*Task statement*
The records beneath should be printed exactly, and the pictures are to be left out.

*Data records*
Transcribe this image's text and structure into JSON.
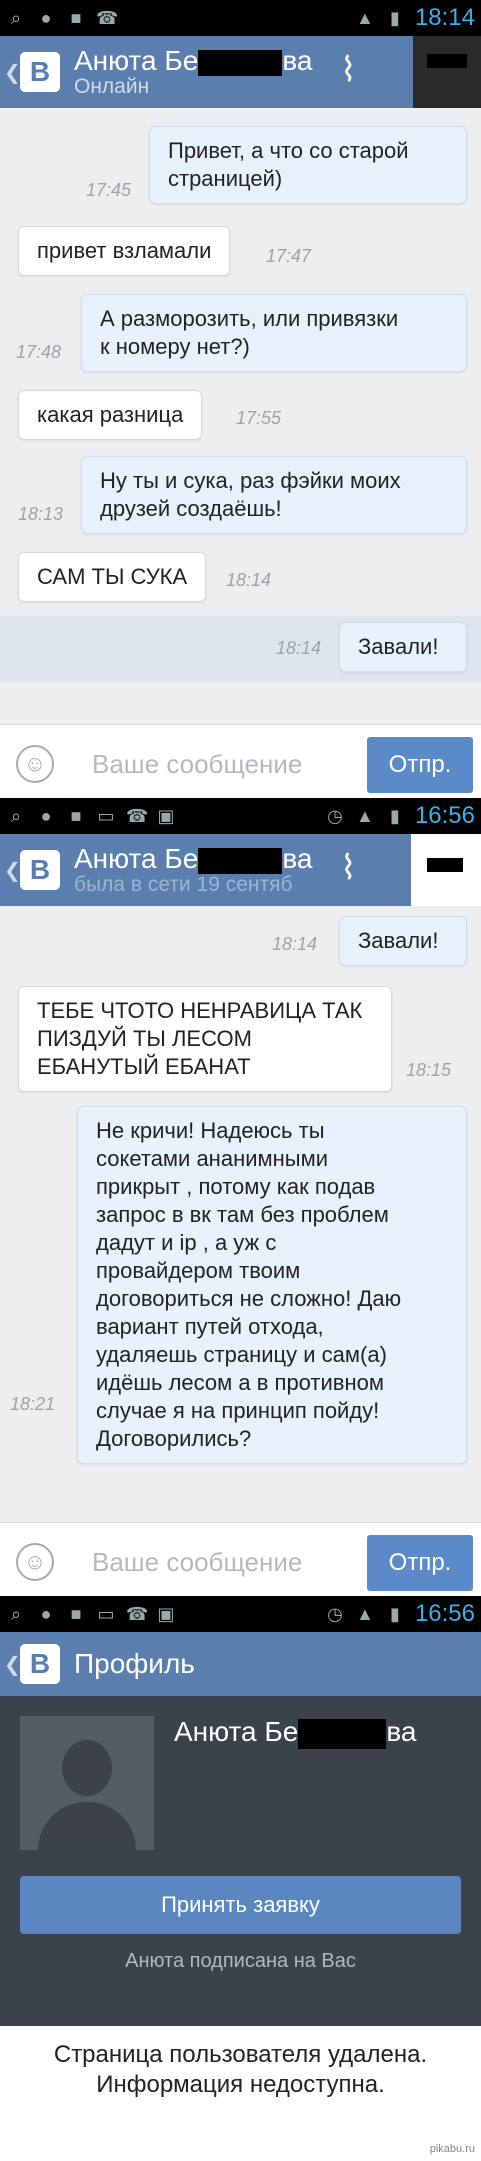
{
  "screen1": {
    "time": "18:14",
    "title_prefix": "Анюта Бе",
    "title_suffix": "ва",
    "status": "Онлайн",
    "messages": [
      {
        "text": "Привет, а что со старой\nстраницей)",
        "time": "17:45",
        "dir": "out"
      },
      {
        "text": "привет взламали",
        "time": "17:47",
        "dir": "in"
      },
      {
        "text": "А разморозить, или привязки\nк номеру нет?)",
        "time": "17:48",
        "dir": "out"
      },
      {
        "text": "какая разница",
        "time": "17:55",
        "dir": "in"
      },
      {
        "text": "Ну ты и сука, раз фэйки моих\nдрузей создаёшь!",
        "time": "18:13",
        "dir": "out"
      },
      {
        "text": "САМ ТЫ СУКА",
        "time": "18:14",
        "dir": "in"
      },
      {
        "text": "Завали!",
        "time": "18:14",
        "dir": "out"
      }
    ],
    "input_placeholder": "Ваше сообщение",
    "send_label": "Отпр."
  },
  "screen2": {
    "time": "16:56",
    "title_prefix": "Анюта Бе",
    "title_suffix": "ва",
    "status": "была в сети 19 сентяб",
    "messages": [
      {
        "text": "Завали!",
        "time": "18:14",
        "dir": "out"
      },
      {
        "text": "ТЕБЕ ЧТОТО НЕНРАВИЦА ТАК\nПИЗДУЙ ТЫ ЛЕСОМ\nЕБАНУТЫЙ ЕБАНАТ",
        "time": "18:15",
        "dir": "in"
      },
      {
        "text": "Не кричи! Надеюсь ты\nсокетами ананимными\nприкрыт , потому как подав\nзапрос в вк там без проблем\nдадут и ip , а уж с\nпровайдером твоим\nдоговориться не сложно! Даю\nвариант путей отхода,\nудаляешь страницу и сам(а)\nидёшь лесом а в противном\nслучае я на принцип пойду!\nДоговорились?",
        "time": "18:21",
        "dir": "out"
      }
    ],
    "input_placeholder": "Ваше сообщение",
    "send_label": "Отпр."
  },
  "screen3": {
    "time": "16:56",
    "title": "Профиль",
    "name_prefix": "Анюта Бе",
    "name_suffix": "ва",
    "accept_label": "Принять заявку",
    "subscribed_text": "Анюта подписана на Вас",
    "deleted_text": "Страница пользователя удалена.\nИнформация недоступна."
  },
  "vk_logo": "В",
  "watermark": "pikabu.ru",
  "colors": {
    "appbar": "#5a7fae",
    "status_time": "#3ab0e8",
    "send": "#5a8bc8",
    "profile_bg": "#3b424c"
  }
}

*Response for this exercise*
Transcribe this image's text and structure into JSON.
{
  "screen1": {
    "time": "18:14",
    "title_prefix": "Анюта Бе",
    "title_suffix": "ва",
    "status": "Онлайн",
    "messages": [
      {
        "text": "Привет, а что со старой\nстраницей)",
        "time": "17:45",
        "dir": "out"
      },
      {
        "text": "привет взламали",
        "time": "17:47",
        "dir": "in"
      },
      {
        "text": "А разморозить, или привязки\nк номеру нет?)",
        "time": "17:48",
        "dir": "out"
      },
      {
        "text": "какая разница",
        "time": "17:55",
        "dir": "in"
      },
      {
        "text": "Ну ты и сука, раз фэйки моих\nдрузей создаёшь!",
        "time": "18:13",
        "dir": "out"
      },
      {
        "text": "САМ ТЫ СУКА",
        "time": "18:14",
        "dir": "in"
      },
      {
        "text": "Завали!",
        "time": "18:14",
        "dir": "out"
      }
    ],
    "input_placeholder": "Ваше сообщение",
    "send_label": "Отпр."
  },
  "screen2": {
    "time": "16:56",
    "title_prefix": "Анюта Бе",
    "title_suffix": "ва",
    "status": "была в сети 19 сентяб",
    "messages": [
      {
        "text": "Завали!",
        "time": "18:14",
        "dir": "out"
      },
      {
        "text": "ТЕБЕ ЧТОТО НЕНРАВИЦА ТАК\nПИЗДУЙ ТЫ ЛЕСОМ\nЕБАНУТЫЙ ЕБАНАТ",
        "time": "18:15",
        "dir": "in"
      },
      {
        "text": "Не кричи! Надеюсь ты\nсокетами ананимными\nприкрыт , потому как подав\nзапрос в вк там без проблем\nдадут и ip , а уж с\nпровайдером твоим\nдоговориться не сложно! Даю\nвариант путей отхода,\nудаляешь страницу и сам(а)\nидёшь лесом а в противном\nслучае я на принцип пойду!\nДоговорились?",
        "time": "18:21",
        "dir": "out"
      }
    ],
    "input_placeholder": "Ваше сообщение",
    "send_label": "Отпр."
  },
  "screen3": {
    "time": "16:56",
    "title": "Профиль",
    "name_prefix": "Анюта Бе",
    "name_suffix": "ва",
    "accept_label": "Принять заявку",
    "subscribed_text": "Анюта подписана на Вас",
    "deleted_text": "Страница пользователя удалена.\nИнформация недоступна."
  },
  "vk_logo": "В",
  "watermark": "pikabu.ru",
  "colors": {
    "appbar": "#5a7fae",
    "status_time": "#3ab0e8",
    "send": "#5a8bc8",
    "profile_bg": "#3b424c"
  }
}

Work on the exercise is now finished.